Category Archives: Saxon mythology

The Way of Wyrd by Brian Bates is a magical book that captures the ancient spirit of pagan Saxons, even if it may not be entirely authentic


Over the past couple of years I’ve occasionally seen mention of a book called THE WAY OF WYRD by BRIAN BATES on sites such as Facebook and other online forums. It was one such prompting that motivated me to investigate what this book is about. I was surprised to discover it was published 30 years ago in 1983.

After reading The Way of Wyrd, I can understand its enduring popularity and the fond and even reverential praise it garners from fans.

This is a fictional tale centered on Anglo-Saxon pagan spiritual teachings and mythology. The year is 674 A.D. It tells the story of a Christian monk from England who is sent to some location on the European mainland so that he can study the gods of the Saxons. His purpose is what was always the purpose of Christians of that era – to find out just enough about the ancient pagan systems so that they could wipe it out and displace it with Christianity.

The young monk who gets the assignment is the humble and meek Wat Brand. Shortly after arriving in Saxon territory, he meets a shaman of extraordinary wisdom and power. This Saxon sorcerer, Wulf, immediately agrees to teach brand everything he can about the power of the pagan gods and spirits. The book plays out as a kind of master-student series of lessons in Saxon spirituality.

There is a spectacular amount of magical activity among the blissful natural setting of an unspoiled European forest.
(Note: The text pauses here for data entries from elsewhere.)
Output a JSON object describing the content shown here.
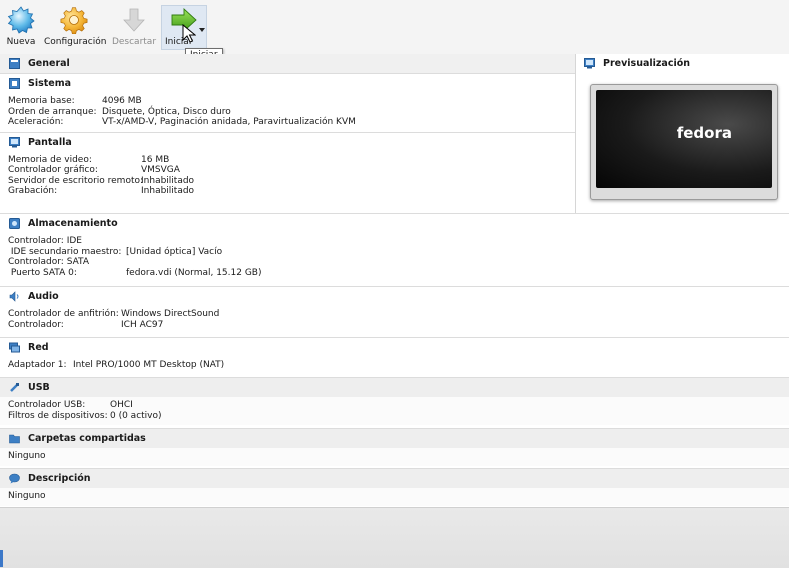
{
  "toolbar": {
    "nueva": "Nueva",
    "configuracion": "Configuración",
    "descartar": "Descartar",
    "iniciar": "Iniciar",
    "tooltip": "Iniciar"
  },
  "general": {
    "title": "General"
  },
  "sistema": {
    "title": "Sistema",
    "rows": [
      {
        "k": "Memoria base:",
        "v": "4096 MB"
      },
      {
        "k": "Orden de arranque:",
        "v": "Disquete, Óptica, Disco duro"
      },
      {
        "k": "Aceleración:",
        "v": "VT-x/AMD-V, Paginación anidada, Paravirtualización KVM"
      }
    ]
  },
  "pantalla": {
    "title": "Pantalla",
    "rows": [
      {
        "k": "Memoria de video:",
        "v": "16 MB"
      },
      {
        "k": "Controlador gráfico:",
        "v": "VMSVGA"
      },
      {
        "k": "Servidor de escritorio remoto:",
        "v": "Inhabilitado"
      },
      {
        "k": "Grabación:",
        "v": "Inhabilitado"
      }
    ]
  },
  "almacenamiento": {
    "title": "Almacenamiento",
    "c1": "Controlador: IDE",
    "r1k": " IDE secundario maestro:",
    "r1v": "[Unidad óptica] Vacío",
    "c2": "Controlador: SATA",
    "r2k": " Puerto SATA 0:",
    "r2v": "fedora.vdi (Normal, 15.12 GB)"
  },
  "audio": {
    "title": "Audio",
    "rows": [
      {
        "k": "Controlador de anfitrión:",
        "v": "Windows DirectSound"
      },
      {
        "k": "Controlador:",
        "v": "ICH AC97"
      }
    ]
  },
  "red": {
    "title": "Red",
    "k": "Adaptador 1:",
    "v": "Intel PRO/1000 MT Desktop (NAT)"
  },
  "usb": {
    "title": "USB",
    "rows": [
      {
        "k": "Controlador USB:",
        "v": "OHCI"
      },
      {
        "k": "Filtros de dispositivos:",
        "v": "0 (0 activo)"
      }
    ]
  },
  "carpetas": {
    "title": "Carpetas compartidas",
    "value": "Ninguno"
  },
  "descripcion": {
    "title": "Descripción",
    "value": "Ninguno"
  },
  "preview": {
    "title": "Previsualización",
    "vm_name": "fedora"
  },
  "colors": {
    "accent": "#3c78c8",
    "start_green": "#5fb82a",
    "gear_orange": "#f0a020"
  }
}
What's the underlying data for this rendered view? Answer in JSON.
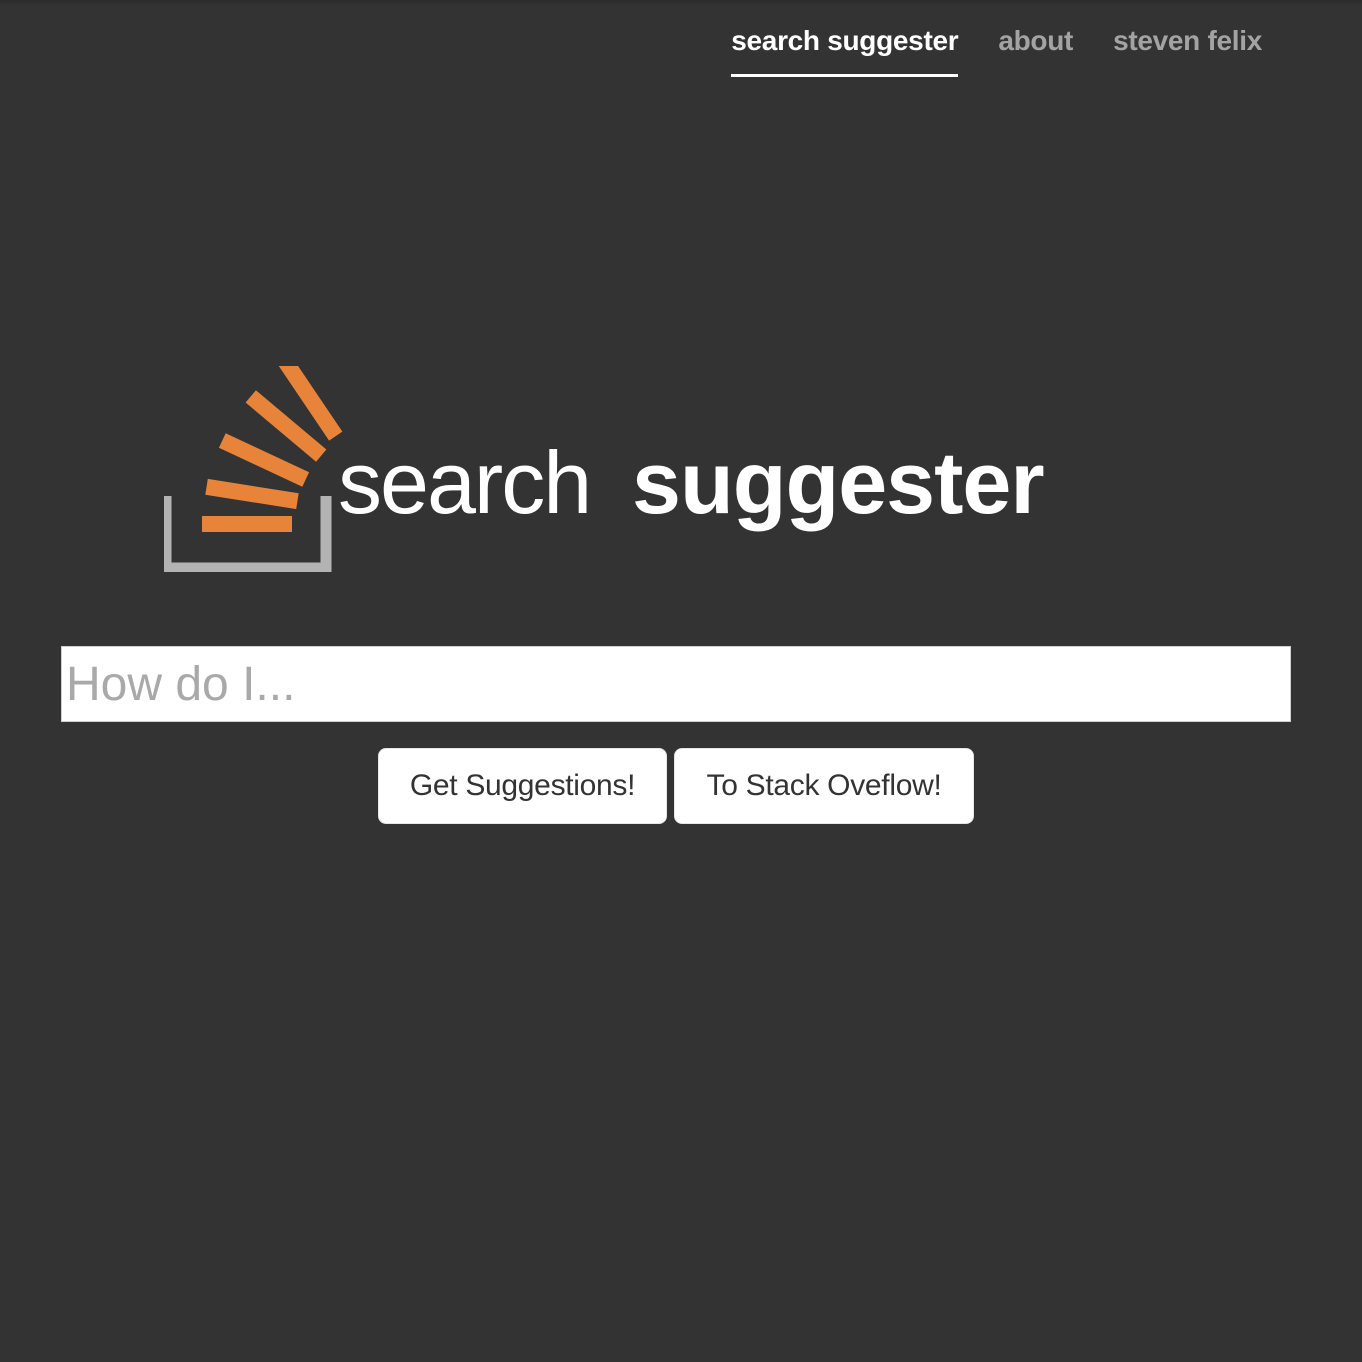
{
  "nav": {
    "items": [
      {
        "label": "search suggester",
        "active": true
      },
      {
        "label": "about",
        "active": false
      },
      {
        "label": "steven felix",
        "active": false
      }
    ]
  },
  "logo": {
    "word_light": "search",
    "word_bold": "suggester",
    "icon": "stack-overflow-icon"
  },
  "search": {
    "placeholder": "How do I...",
    "value": ""
  },
  "actions": {
    "suggest_label": "Get Suggestions!",
    "stack_label": "To Stack Oveflow!"
  },
  "colors": {
    "background": "#333333",
    "accent_orange": "#e8843a",
    "tray_gray": "#b3b3b3",
    "text_white": "#ffffff"
  }
}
This combination of magic couched within skillful descriptions of sparkling rivers, pungent green forests and dramatic mountain landscapes appeals to those of us who long for an increasingly lost, pristine planet — long before earth was tainted by the pollution and ravages of the Industrial Age.

Either by design or by accident, the author benefits from the aura of J.R.R Tolkien. He chooses to call the land of the Saxons “Middle-Earth” which leverages the magic of The Lord of Rings. It’s true that Tolkien didn’t exactly invent the term Middle Earth, but he might as well have. Tolkien was the first to popularize Middle Earth as a modern description for what the ancients referred to as Midgard, Middenheim, Manaheim, or Middengeard.

Tolkien first encountered the term in 1914 when pouring over rare fragments of centuries old documents. He found this line by the Anglo-Saxon poet Cynewulf:

Éala éarendel engla beorhtast / ofer middangeard monnum sended.

Which translates to:

Hail Earendel, brightest of angels / above the middle-earth sent unto men.

Before Tolkien, no one was using Middle Earth as a popular description of pre-Chrisitian Europe, but now it’s fair game for all.

Brian Bates

While I enjoyed nearly every page of The Way of Wyrd and give it my top recommendation, I think the criticisms of how Saxon spirituality is portrayed are fair. Many question the authenticity of the presentation. The Way of the Wyrd reads as much (or more) like a modern New Age conception of magic as it does a scholarly documentation of what the pagan Saxons actually believed and practiced.

In the introduction of the book, Bates makes a strenuous case that his work is a faithful and accurate rendering of Saxon magic. He says his narrative is based on a 1,000-year-old manuscript written by a Christian monk who serves as the model for his character Wat Brand. He also sites a lengthy bibliography of resources.

But I say, no way. Granted, I’m not an expert in pagan spiritual practices, but my strong impression here is that the author granted himself copious poetic license and overlaid much of this with his own modern interpretations.

Also – the structure of the narrative is one that is tried, true and familiar – the story plays out as a series of lessons between master and student, the same vehicle that Carlos Castaneda used to churn out his best-selling (and phony) series of tales of a sorcerer and his apprentice. Richard Bach also used this structure in Illusions – as did many other authors – all of which hearken back to the Platonic dialogue developed in ancient Greece.

There’s nothing wrong with adopting this formula; it’s just that, Brian Bates is obviously a crafty writer who knows how to write a crowd-pleasing yarn – leverage a little Tolkien, execute the tale with a time-tested formula, and take as many liberties as you need to make the information appeal to a modern New Agey audience.

Good for him, I say, because we’re all winners. The Way of Wyrd is a beautiful book which has bolstered interest in the ancient pagan beliefs of Northern Europe – and those beliefs were more sane and sound than what passes for modern mainstream religion today.

Ken Korczak is the author of: MINNESOTA PARANORMALA

Follow @KenKorczak